### SOURCE MATERIAL
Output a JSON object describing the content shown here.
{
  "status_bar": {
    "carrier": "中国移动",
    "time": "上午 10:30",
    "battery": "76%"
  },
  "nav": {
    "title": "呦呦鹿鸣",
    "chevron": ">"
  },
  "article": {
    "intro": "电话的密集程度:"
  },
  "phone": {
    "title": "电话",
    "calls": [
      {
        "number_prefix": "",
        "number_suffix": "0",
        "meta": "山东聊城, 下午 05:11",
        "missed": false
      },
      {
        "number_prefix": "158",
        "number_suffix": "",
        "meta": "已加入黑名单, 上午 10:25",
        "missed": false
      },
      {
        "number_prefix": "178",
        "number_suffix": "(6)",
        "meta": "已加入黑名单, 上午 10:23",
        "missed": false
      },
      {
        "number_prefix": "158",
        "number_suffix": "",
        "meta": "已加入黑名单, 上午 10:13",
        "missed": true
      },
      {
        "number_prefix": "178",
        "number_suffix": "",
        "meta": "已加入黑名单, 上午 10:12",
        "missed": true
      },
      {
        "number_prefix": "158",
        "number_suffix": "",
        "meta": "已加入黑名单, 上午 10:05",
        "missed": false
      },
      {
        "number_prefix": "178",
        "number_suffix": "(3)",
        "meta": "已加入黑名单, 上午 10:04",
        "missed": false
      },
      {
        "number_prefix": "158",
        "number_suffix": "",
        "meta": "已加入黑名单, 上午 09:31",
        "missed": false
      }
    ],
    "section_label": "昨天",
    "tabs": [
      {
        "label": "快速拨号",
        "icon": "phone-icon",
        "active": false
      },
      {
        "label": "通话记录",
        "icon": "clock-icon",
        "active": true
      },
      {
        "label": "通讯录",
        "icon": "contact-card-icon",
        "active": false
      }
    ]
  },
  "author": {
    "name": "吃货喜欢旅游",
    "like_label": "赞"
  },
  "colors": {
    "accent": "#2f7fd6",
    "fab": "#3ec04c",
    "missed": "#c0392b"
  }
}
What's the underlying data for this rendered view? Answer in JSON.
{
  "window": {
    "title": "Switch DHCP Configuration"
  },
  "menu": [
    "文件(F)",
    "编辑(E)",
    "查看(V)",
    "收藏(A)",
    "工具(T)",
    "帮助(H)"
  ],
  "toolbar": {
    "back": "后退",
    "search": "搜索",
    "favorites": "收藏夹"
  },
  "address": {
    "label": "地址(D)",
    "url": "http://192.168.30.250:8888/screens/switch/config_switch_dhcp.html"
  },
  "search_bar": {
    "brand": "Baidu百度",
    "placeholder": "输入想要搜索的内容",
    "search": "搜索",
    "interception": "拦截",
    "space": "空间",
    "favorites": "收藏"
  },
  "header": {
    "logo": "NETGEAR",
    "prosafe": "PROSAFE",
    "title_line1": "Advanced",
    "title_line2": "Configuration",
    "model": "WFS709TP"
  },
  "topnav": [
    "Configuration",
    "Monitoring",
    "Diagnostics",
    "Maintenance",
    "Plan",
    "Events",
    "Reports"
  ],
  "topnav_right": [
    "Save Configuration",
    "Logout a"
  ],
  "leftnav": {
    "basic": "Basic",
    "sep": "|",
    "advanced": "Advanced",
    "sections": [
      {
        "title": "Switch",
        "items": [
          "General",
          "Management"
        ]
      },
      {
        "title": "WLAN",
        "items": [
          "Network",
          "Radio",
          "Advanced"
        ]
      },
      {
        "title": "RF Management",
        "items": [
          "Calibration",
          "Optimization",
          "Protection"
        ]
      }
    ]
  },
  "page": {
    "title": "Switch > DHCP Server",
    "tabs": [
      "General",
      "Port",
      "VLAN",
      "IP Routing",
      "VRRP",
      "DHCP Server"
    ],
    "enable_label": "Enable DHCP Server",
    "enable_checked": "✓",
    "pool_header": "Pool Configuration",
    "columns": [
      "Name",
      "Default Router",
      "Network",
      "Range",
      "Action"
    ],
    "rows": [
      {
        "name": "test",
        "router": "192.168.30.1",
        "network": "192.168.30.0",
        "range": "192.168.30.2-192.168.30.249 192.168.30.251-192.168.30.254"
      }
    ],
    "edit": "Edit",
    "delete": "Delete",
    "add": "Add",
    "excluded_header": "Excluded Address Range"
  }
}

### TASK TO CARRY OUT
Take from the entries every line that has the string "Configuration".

### YOUR RESPONSE
    "title": "Switch DHCP Configuration"
    "title_line2": "Configuration",
    "Configuration",
    "Save Configuration",
    "pool_header": "Pool Configuration",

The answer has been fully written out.